Choose a place to follow people from

Since the introduction of lists attempting to follow likeminded people has become much easier. Look for those twitter opinion leaders/power users.

Remember to Remove those slacking Tweeple

After a few months you will find that certain people you follow may have stopped tweeting. Following such people is pointless, needlessly keeps your following statistic high and may be keeping your Twitter follow ratio limited. Remove such people using a tool such as untweeps.

Don’t use auto-follower websites!

There are a range of auto-follower websites. These websites lure users in, ask for access to their account and then enter their usernames into a pyramid following scheme. Not only are such websites against the Twitter rules (and could have you suspended) but commonly these accounts send out spam tweets to try and gain the attention of your followers. Avoid such websites. They are for useless people who are concerned more about their amount of users rather than quality. Remember, QUALITY not QUANITIY.
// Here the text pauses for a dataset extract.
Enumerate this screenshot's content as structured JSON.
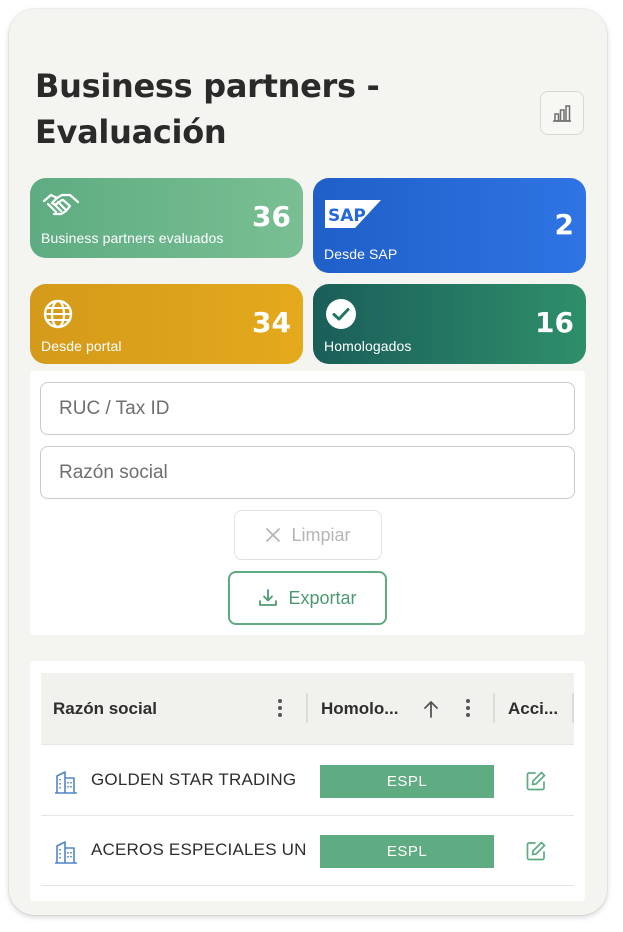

Get rid of those who don’t follow you back

This is a tip for those who have hit their follow limit. When I hit the Twitter follow ratio is was necessary for me to find some new followers in a bid to get my Twitter account growing again. Using tools such as Buzzom it is possible to flush away those users who are not following you back.

Join in with the Community

Twitter is essentially a large community of people and the clue is in the name ‘Twitter’. Have conversations with other users. One of the widely known facts of Twitter is that you can still @reply somebody even if they don’t follow you. Getting into conversations may help those numbers grow and stops your account from looking stale.

If you have any other tips of your own then feel free to leave a comment! Oh, and if you like this post then please Re-Tweet 😉